Write the records out exactly as shown. No pictures.

[Component data from apps and pages]
————

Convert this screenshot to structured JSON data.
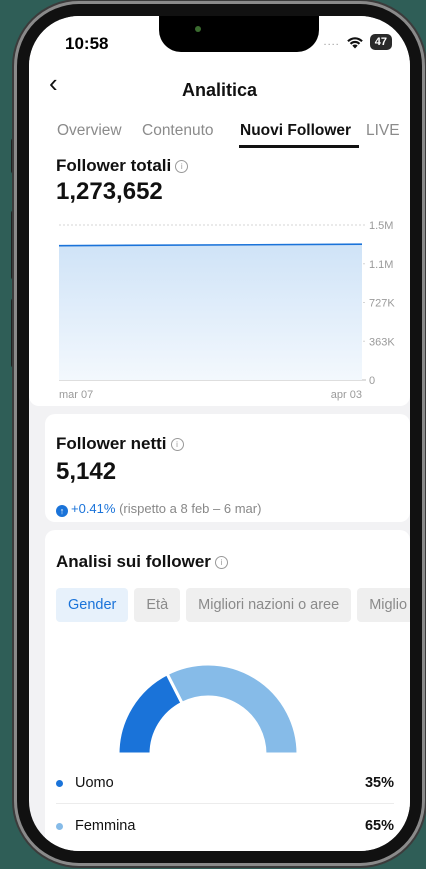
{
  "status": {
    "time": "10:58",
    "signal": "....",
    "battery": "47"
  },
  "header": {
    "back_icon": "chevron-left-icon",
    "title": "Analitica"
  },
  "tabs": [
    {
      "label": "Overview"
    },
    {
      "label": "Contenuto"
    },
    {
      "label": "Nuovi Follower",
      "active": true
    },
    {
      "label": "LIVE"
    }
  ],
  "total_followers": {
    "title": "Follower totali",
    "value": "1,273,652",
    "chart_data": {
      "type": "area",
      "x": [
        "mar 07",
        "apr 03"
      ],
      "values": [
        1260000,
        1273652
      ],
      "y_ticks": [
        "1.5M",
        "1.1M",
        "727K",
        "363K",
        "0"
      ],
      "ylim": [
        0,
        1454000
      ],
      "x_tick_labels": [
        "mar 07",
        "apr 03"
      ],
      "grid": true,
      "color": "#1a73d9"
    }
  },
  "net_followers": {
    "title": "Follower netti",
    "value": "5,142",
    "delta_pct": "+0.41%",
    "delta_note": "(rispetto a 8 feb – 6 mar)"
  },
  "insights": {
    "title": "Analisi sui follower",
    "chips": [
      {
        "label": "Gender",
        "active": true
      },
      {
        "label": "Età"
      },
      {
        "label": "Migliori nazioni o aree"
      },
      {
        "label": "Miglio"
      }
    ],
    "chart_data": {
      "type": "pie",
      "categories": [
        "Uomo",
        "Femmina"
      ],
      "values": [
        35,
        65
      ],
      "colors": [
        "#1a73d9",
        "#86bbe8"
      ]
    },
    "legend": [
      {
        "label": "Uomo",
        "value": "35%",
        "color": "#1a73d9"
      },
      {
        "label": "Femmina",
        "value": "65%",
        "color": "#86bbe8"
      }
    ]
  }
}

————

### EXERCISE ANSWER
Convert this screenshot to structured JSON data.
{
  "status": {
    "time": "10:58",
    "signal": "....",
    "battery": "47"
  },
  "header": {
    "back_icon": "chevron-left-icon",
    "title": "Analitica"
  },
  "tabs": [
    {
      "label": "Overview"
    },
    {
      "label": "Contenuto"
    },
    {
      "label": "Nuovi Follower",
      "active": true
    },
    {
      "label": "LIVE"
    }
  ],
  "total_followers": {
    "title": "Follower totali",
    "value": "1,273,652",
    "chart_data": {
      "type": "area",
      "x": [
        "mar 07",
        "apr 03"
      ],
      "values": [
        1260000,
        1273652
      ],
      "y_ticks": [
        "1.5M",
        "1.1M",
        "727K",
        "363K",
        "0"
      ],
      "ylim": [
        0,
        1454000
      ],
      "x_tick_labels": [
        "mar 07",
        "apr 03"
      ],
      "grid": true,
      "color": "#1a73d9"
    }
  },
  "net_followers": {
    "title": "Follower netti",
    "value": "5,142",
    "delta_pct": "+0.41%",
    "delta_note": "(rispetto a 8 feb – 6 mar)"
  },
  "insights": {
    "title": "Analisi sui follower",
    "chips": [
      {
        "label": "Gender",
        "active": true
      },
      {
        "label": "Età"
      },
      {
        "label": "Migliori nazioni o aree"
      },
      {
        "label": "Miglio"
      }
    ],
    "chart_data": {
      "type": "pie",
      "categories": [
        "Uomo",
        "Femmina"
      ],
      "values": [
        35,
        65
      ],
      "colors": [
        "#1a73d9",
        "#86bbe8"
      ]
    },
    "legend": [
      {
        "label": "Uomo",
        "value": "35%",
        "color": "#1a73d9"
      },
      {
        "label": "Femmina",
        "value": "65%",
        "color": "#86bbe8"
      }
    ]
  }
}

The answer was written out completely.